This is probably going to be a controversial post from within the web developer community, but this is something that needs to be communicated to storefronts weighing their online options to keep their business afloat. This post was somewhat inspired by a great conversation I had with Kris Trudeau at HPX Media about the business strategy implications of the technology we build for our clients. Across the Comox Valley and Vancouver Island design, tech, and marketing communities that I'm a part of, I'm seeing people come together to find ways to solve problems for the local businesses in their community. While this well-natured act is exactly the kind of thing we need during this pandemic, it is ultimately going to cause frustration for the store owners who take advantage of these free services. Why? I will explain by speaking directly to the design, tech, and marketing professionals in our industry.
Offering to help for free is going to hurt the businesses you seek to help. When you build a website, especially an eCommerce website, you are also building a commitment to the business and customers that this website serves. Yes, you are excited and full of energy and want to use your powers for good. But, what happens when you start getting busy? What happens when Betty at Mom & Pop Co. needs to call you 4 times a week to figure out her new eCommerce shop? What happens when you've helped 5 Bettys? How about 10? What happens when Betty has a problem that needs to be solved right now but you didn't get around to helping her until 6 o'clock at night because you're still working your day job? What happens 6 months from now when your altruistic vigour has faded but Betty still needs help?

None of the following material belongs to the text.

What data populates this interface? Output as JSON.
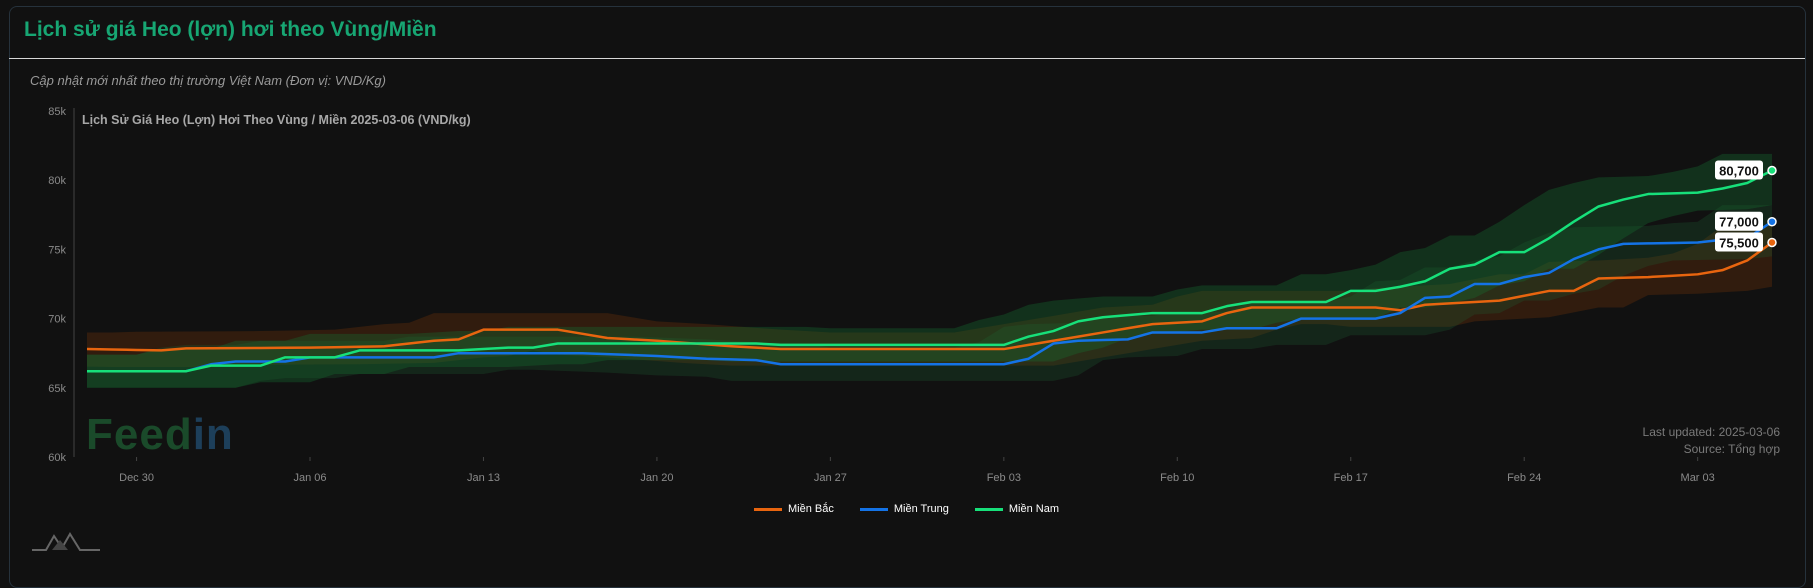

Let's be honest with ourselves. We get excited about building something. Creating a fresh design, and building an amazing thing that's going to solve so many problems. But eventually, we lose interest. It's inevitable. I've seen it over and over with myself and my competition. This is why a financial commitment from clients is absolutely necessary. And it's not to serve your personal gain. It's not to profit from a tragedy. It's to serve your client's long term interests. Without financial compensation, you do not have an obligation to serve your clients needs. And your client will be stuck with you and will have to go through the pain of finding another developer to pick up the pieces. And they will feel awkward going to someone else because you were so kind to give them a free website in the first place. It won't be fun for them at all, and by the time they find someone else, you'll be saying thank god that they're not siphoning all that free labor from you.
This scenario happens all the time, and worse yet, it happens even when there is a financial obligation. I have seen so many scenarios play out all the time with even lucrative contracts where the web developer neglects their client to the point of their client starting over in a stressful, costly, and unnecessary way. That risk, in my opinion, is at least ten times more likely to occur when the service provided is free.
If you must use your skills in an altruistic way, do what we're doing at Objektiv Digital. We are offering 80% off the design, development, and launching of eCommerce websites for storefront businesses. Creating a tool isn't just about creating a tool. It's also about considering the long-term business implications that tool has on both your clients and your business needs.